Input data:
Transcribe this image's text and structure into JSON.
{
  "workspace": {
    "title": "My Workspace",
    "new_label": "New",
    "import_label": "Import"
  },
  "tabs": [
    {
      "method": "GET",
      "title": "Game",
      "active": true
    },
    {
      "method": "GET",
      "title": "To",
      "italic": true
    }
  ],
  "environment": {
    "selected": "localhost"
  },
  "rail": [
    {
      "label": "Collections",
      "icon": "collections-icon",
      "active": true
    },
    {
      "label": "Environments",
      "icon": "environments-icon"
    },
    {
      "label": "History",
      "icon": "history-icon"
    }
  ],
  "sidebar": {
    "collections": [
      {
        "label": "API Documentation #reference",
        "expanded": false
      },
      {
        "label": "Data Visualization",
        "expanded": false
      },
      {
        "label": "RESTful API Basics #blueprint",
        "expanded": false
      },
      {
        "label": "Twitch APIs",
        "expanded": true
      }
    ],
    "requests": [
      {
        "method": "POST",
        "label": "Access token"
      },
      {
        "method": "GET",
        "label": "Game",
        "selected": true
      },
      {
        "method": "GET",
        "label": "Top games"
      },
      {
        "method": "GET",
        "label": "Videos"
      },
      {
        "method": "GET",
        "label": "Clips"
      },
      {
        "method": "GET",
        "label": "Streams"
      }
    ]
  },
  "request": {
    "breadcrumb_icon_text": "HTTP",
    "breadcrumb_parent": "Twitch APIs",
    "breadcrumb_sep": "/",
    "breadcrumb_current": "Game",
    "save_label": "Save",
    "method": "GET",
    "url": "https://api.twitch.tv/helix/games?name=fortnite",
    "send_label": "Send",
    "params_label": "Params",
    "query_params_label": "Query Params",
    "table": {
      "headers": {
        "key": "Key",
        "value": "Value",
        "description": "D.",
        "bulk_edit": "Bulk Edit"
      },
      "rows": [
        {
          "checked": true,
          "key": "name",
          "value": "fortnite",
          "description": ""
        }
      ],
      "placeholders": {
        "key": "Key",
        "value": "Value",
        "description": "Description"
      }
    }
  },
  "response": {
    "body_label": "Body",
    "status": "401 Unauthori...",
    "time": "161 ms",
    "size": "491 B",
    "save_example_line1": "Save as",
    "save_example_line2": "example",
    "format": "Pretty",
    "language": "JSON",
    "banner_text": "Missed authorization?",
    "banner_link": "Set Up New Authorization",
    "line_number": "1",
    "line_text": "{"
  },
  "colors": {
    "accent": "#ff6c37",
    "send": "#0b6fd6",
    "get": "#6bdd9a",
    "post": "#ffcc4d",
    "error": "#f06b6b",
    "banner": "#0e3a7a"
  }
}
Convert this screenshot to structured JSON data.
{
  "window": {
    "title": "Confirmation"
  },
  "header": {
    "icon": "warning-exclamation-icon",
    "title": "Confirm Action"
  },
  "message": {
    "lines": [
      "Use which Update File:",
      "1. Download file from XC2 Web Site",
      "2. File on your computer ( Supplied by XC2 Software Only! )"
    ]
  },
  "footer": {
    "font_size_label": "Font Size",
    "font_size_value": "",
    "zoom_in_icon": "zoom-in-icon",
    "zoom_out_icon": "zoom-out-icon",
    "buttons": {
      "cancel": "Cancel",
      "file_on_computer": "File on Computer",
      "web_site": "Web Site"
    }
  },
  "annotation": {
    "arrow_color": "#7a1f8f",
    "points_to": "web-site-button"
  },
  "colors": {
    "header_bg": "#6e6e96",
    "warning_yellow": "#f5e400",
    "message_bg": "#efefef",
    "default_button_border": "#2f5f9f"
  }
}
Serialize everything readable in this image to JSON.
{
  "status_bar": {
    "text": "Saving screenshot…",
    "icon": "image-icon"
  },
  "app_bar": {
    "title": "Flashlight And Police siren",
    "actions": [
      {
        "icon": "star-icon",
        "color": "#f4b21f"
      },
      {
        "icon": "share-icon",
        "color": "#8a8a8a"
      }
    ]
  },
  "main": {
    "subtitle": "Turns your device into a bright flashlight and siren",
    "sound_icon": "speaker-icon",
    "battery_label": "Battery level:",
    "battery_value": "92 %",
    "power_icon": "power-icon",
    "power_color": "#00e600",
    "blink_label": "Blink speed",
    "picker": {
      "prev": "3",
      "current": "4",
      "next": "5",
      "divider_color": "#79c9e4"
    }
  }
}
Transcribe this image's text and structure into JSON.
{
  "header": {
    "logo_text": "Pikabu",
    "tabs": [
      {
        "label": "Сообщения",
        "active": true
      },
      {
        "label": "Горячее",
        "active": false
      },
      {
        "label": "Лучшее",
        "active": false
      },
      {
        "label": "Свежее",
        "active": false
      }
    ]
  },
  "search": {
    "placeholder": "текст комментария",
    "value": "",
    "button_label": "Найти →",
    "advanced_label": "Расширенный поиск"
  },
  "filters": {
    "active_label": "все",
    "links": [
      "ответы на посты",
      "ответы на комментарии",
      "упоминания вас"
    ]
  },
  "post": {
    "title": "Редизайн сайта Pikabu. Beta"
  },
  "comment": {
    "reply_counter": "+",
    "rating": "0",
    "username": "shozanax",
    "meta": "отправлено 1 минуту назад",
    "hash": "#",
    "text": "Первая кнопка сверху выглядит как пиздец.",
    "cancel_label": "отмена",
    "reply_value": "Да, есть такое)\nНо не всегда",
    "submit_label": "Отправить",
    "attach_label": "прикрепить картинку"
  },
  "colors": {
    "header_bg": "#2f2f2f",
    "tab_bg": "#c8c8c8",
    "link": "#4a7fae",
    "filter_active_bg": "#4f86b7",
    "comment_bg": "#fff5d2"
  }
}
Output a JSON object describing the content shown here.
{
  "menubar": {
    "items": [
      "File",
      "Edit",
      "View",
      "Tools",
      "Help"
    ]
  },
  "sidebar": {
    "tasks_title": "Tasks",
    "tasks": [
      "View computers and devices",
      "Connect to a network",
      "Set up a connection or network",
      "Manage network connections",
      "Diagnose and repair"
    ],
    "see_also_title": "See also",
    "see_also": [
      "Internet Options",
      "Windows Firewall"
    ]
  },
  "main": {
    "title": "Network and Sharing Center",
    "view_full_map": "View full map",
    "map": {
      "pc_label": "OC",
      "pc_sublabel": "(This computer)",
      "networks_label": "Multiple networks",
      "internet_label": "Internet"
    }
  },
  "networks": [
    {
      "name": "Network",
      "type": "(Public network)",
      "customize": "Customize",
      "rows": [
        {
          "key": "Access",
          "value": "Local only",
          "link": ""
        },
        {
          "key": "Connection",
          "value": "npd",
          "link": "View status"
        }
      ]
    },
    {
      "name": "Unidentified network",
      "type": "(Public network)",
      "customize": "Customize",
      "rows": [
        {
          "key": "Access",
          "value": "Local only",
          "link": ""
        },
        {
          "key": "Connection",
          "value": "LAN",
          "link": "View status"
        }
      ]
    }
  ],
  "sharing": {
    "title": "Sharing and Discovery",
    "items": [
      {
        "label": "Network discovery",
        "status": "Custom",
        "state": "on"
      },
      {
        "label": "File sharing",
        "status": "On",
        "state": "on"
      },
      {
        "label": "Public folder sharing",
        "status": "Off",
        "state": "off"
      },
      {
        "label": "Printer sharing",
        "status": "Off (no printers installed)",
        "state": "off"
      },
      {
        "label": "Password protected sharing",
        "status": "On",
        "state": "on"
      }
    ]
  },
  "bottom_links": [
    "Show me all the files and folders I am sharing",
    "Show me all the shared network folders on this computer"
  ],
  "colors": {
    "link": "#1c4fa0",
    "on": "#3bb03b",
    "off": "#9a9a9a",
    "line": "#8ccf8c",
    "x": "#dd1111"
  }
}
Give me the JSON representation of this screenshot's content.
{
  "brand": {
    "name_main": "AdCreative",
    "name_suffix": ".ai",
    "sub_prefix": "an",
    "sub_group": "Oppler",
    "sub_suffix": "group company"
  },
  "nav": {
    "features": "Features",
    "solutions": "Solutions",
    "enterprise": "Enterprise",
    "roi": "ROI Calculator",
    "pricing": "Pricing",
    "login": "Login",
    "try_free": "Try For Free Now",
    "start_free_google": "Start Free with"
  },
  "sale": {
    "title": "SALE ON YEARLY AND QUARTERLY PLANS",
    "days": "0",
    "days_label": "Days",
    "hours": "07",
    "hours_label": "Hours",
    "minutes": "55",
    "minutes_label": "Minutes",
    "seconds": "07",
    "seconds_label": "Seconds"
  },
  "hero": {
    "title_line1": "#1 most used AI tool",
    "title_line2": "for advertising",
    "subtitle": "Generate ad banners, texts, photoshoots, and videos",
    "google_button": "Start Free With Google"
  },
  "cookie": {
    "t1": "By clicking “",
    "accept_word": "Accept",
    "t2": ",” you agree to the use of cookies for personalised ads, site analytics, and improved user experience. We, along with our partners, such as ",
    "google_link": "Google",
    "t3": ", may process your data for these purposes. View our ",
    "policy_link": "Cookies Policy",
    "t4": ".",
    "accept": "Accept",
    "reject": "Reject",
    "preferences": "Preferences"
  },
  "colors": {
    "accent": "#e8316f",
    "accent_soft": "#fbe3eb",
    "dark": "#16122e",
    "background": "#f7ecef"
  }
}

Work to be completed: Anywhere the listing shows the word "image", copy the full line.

Task result:
Transcribe this image's text and structure into JSON.
Serialize everything readable in this image to JSON.
    "icon": "image-icon"
Transcribe this image's text and structure into JSON.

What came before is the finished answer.